By Daniel DePetris
The phrase “African solutions to African problems” is meant to demonstrate to the international community that the governments of the continent are both capable, serious, and cooperative enough with one another to tackle threats that transcend national borders.
Last week, the U.N. Security Council reaffirmed its endorsement of the “African solutions to African problems” concept by passing a resolution that would approve the creation of a five-nation, collective counterterrorism force for the Sahel region. After weeks of backroom negotiations between U.S. and French diplomats at U.N. headquarters, the Security Council came to a consensus. The 5,000-strong African counterterrorism unit will be authorized to combat the swath of terrorist groups, smugglers, and drug dealers that have made the semi-arid territory stretching east from the Mauritanian coast to the Chadian plains a permissible region to raise funds and engage in illicit activity. The resolution, the French U.N. Ambassador commented, is a “landmark” expression of support for a group of African states typically off the international community’s radar.
As is frequently the case in these kinds of missions, the final disposition of forces, the financial sources required to keep the joint counterterrorism force afloat, and whether western intelligence agencies will partner with African troops on the ground haven’t been fully resolved. There will likely be a dispute about whether governments in the Sahel region have the funding capacity to maintain the force on an annual basis. African members of the joint force will also need to arrive at an agreement on which state will take command and the extent to which military operations will need to be approved by the political leaderships of all five-member states.
But regardless of those differences, a combined counterterrorism task force manned, led, and commanded by African governments themselves is good news for the United States.
For one, encouraging regional governments to cooperate with one another and integrate their militaries in pursuit of a common, regional threat has always been a priority for the United States.
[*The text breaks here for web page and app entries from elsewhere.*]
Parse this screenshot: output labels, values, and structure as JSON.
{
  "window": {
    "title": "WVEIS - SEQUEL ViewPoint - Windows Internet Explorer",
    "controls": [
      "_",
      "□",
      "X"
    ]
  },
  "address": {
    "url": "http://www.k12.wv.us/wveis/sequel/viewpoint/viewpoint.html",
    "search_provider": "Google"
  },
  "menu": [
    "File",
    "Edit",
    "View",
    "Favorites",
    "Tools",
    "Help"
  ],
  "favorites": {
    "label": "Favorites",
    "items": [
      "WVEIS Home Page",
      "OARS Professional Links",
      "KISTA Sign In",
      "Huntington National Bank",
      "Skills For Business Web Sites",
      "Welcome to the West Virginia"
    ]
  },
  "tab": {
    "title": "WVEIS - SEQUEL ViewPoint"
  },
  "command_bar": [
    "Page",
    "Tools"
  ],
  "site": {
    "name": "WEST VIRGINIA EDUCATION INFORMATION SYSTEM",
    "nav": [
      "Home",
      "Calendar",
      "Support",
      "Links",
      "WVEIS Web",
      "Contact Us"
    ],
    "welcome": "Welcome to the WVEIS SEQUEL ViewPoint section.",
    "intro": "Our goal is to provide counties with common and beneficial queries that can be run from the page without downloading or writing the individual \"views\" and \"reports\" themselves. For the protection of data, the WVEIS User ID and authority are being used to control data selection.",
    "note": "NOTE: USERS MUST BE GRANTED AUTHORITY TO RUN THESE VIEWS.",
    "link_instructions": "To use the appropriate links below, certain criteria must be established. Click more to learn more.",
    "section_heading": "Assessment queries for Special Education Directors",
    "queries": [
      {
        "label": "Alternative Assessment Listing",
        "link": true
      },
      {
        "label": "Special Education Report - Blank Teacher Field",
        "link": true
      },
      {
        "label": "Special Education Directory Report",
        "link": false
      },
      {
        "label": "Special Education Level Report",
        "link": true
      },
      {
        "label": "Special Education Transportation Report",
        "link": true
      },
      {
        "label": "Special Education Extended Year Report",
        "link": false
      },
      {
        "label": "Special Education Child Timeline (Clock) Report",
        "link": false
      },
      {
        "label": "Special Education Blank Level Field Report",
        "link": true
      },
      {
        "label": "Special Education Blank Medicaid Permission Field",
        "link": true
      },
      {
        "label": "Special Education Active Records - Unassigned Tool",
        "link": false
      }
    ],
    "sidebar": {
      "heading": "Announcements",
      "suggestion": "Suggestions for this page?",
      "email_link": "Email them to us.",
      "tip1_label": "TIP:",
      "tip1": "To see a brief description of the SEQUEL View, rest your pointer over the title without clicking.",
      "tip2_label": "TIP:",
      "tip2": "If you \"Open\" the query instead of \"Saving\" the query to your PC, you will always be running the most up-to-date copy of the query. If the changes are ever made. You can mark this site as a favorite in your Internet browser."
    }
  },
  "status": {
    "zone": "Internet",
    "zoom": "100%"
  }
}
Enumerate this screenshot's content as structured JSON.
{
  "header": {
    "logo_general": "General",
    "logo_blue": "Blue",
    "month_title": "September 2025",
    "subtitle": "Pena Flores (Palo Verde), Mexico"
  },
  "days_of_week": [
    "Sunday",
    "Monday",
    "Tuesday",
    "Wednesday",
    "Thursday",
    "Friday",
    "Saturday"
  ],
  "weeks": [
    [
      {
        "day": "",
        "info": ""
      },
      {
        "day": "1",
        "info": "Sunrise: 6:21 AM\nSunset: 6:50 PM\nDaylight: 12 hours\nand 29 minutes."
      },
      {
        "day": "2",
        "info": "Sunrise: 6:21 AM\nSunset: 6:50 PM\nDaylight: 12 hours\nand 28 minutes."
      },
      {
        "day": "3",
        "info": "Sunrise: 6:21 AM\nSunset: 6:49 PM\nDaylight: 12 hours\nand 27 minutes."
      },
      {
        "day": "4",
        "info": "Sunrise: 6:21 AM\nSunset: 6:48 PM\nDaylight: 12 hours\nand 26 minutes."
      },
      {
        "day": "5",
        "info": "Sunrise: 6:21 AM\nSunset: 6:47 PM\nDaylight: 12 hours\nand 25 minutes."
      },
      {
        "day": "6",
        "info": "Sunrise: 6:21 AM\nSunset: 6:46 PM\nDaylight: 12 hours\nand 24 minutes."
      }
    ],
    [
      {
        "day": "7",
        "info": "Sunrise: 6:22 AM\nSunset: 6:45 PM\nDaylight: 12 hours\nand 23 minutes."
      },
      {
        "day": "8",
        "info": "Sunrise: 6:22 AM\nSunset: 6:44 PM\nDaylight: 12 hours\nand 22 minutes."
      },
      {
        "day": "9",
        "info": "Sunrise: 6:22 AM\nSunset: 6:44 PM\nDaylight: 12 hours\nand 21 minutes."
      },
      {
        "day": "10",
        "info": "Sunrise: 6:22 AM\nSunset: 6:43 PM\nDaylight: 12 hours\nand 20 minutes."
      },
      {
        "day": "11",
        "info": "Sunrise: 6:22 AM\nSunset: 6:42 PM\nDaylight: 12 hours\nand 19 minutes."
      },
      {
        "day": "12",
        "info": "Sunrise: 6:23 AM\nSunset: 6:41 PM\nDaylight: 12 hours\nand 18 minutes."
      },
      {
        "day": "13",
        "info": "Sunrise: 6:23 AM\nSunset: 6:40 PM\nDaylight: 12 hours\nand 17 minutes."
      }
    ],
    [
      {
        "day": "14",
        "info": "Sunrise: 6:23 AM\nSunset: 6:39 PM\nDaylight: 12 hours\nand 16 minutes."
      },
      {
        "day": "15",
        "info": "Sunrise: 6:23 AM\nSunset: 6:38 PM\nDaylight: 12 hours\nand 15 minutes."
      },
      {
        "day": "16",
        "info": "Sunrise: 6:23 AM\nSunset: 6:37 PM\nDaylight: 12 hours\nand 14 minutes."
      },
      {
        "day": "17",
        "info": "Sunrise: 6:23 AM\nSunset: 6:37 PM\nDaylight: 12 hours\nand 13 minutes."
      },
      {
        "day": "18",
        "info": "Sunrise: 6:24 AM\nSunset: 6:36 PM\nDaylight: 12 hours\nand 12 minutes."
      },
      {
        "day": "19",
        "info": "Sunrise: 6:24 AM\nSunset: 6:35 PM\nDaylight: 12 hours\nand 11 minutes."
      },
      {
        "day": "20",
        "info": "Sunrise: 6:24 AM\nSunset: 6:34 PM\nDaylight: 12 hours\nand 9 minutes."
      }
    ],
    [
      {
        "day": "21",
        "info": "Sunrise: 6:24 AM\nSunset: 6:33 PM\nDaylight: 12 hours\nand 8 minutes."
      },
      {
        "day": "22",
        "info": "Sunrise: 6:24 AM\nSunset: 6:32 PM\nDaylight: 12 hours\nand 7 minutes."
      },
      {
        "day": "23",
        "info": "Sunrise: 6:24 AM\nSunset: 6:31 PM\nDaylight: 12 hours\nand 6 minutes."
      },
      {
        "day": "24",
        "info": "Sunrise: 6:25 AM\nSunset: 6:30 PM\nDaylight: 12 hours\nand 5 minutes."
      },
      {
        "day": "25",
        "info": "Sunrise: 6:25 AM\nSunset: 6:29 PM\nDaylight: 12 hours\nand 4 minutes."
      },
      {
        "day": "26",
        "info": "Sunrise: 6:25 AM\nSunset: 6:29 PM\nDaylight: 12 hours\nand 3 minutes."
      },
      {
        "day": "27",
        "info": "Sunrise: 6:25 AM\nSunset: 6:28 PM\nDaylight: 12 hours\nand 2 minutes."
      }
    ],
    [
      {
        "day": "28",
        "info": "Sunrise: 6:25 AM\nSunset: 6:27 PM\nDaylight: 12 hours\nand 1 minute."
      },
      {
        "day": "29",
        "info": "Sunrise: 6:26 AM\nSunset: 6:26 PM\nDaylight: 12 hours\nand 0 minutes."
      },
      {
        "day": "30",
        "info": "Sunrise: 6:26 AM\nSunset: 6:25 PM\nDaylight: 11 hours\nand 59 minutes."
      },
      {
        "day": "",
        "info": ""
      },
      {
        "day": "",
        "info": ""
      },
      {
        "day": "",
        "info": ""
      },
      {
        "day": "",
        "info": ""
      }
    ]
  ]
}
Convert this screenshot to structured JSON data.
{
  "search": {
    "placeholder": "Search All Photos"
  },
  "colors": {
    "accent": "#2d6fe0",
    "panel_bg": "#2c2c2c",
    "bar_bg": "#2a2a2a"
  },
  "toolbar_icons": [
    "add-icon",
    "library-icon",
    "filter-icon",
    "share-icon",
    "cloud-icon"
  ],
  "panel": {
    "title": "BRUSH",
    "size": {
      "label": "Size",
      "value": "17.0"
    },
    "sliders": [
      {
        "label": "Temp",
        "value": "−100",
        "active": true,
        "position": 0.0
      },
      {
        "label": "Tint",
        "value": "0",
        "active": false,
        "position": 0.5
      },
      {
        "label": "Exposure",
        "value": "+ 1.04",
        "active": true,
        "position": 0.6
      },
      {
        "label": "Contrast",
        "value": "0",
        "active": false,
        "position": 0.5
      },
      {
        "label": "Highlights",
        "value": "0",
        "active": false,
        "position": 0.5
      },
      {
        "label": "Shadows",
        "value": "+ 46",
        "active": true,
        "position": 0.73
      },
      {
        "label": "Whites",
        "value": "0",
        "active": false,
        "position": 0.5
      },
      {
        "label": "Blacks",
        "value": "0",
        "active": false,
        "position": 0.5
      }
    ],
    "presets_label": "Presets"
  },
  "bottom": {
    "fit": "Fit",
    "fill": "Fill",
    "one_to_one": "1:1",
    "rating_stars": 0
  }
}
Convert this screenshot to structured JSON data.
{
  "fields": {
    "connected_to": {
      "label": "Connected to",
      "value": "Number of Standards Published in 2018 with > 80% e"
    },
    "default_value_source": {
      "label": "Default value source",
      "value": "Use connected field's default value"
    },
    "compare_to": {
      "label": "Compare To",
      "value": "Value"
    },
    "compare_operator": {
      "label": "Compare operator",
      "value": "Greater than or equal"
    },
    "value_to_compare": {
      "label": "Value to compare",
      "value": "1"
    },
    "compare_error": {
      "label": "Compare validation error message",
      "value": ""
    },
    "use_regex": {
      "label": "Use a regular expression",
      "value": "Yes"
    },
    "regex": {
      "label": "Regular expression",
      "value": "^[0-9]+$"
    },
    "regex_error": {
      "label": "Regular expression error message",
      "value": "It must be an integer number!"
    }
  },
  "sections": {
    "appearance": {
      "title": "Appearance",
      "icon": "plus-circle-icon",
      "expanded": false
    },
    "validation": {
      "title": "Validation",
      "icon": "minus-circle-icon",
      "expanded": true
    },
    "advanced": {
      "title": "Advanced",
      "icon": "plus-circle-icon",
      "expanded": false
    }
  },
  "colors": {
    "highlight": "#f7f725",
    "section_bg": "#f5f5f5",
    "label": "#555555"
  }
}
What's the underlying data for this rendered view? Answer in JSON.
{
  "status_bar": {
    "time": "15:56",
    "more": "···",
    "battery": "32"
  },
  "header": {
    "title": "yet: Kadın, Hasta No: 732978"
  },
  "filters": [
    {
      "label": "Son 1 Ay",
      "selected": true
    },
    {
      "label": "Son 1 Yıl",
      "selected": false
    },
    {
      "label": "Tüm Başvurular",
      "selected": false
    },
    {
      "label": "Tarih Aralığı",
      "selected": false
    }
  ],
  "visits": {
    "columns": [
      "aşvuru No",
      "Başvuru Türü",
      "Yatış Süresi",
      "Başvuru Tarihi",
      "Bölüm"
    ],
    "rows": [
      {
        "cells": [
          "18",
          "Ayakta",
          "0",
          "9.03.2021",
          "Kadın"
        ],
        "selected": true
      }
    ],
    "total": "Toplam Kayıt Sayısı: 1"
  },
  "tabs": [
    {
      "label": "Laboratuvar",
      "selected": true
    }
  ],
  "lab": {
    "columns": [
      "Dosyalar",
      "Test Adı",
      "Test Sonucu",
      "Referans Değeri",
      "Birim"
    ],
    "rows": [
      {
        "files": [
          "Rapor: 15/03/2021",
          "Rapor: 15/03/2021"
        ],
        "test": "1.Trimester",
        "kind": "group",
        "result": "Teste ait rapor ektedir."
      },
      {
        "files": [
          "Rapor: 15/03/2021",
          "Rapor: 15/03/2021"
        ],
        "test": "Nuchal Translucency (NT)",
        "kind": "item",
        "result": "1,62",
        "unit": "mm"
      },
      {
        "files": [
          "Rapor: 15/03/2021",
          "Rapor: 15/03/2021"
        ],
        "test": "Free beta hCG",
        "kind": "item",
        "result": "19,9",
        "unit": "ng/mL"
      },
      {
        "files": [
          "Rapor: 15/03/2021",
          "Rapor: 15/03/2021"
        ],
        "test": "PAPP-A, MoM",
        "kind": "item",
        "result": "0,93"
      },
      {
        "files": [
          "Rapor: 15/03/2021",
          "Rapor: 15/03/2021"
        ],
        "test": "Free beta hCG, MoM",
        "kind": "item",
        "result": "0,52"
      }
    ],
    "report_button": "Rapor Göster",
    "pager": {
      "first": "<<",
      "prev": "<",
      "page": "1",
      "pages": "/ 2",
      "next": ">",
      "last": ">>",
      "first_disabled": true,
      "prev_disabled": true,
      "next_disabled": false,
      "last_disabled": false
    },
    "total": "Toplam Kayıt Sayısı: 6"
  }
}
Countries should clean up their own back yards.
Even before President Donald Trump took over the White House, there was a lingering feeling in Washington that the United States was being asked to do too much, too often, and in too many places around the world. For example, after Russia annexed Crimea and intervened in Eastern Ukraine, the Obama administration responded by authorizing a European Reassurance Initiative fund that devoted billions of dollars to provide for the security of our wealthy European allies in the event of a conflict. When the Colombian government struck a peace agreement with the Revolutionary Armed Forces of Columbia in 2016 after decades of internal conflict, the United States pledged a $450 million package of economic and diplomatic incentives and post-conflict reconstruction that would provide support the deal’s implementation on the ground. In other words, the United States is paying a large freight to secure other countries, money that could otherwise rebuild our armed forces.
The establishment of an African counterterrorism force in the Sahel, however, is a great example of the pendulum slowly starting to shift.
Much of this shift may be specific to Africa, where governments are almost inherently suspicious of western projects and programs on the continent. But whatever the motives behind the joint counterterrorism unit, the development should be welcomed by the United States and its Western European partners and elevated as a shining example of what can happen when regional states conclude that it’s more politically expedient and strategically sustainable to collaborate on regional problems than hoping that a foreign power will come to the rescue.
American global leadership is important. But American alone shouldn’t—and can’t in a multipolar world—fight every battle and deploy its military might to right every wrong. Our wealthy friends and allies should share that burden.
If the Sahel force is a success, the Trump administration may be able to exploit it as a model of what can happen when local governments increasingly rely on their own abilities instead of picking up the phone and calling Washington for immediate assistance. But there’s a flip-side to that coin: if the force fails to limit terrorism, is unable to cut down on transnational smuggling, devolves into nationalist bickering, or cannot sustain itself financially or logistically, the regional-solutions-for-regional-problems framework will be dealt a significant blow. While it will ultimately be up to these African states to prove that they can indeed do the job and do it well, the United States can assist the counterterrorism force with advice on best practices. The State Department can also monitor the joint force from afar in order to determine where the deficiencies are and what measures African governments can take to mitigate them. The U.S., in other words, can help African governments help themselves at very little cost or investment to the U.S. taxpayer— all the while promoting a self-sustainable, crisis response model to other regions of the world.
Encouraging more countries to become more self-reliant is an easy political and policy win for all policymakers
Daniel DePetris is a fellow at Defense Priorities.
This piece was originally published by Real Clear World on June 30, 2017. Read more HERE.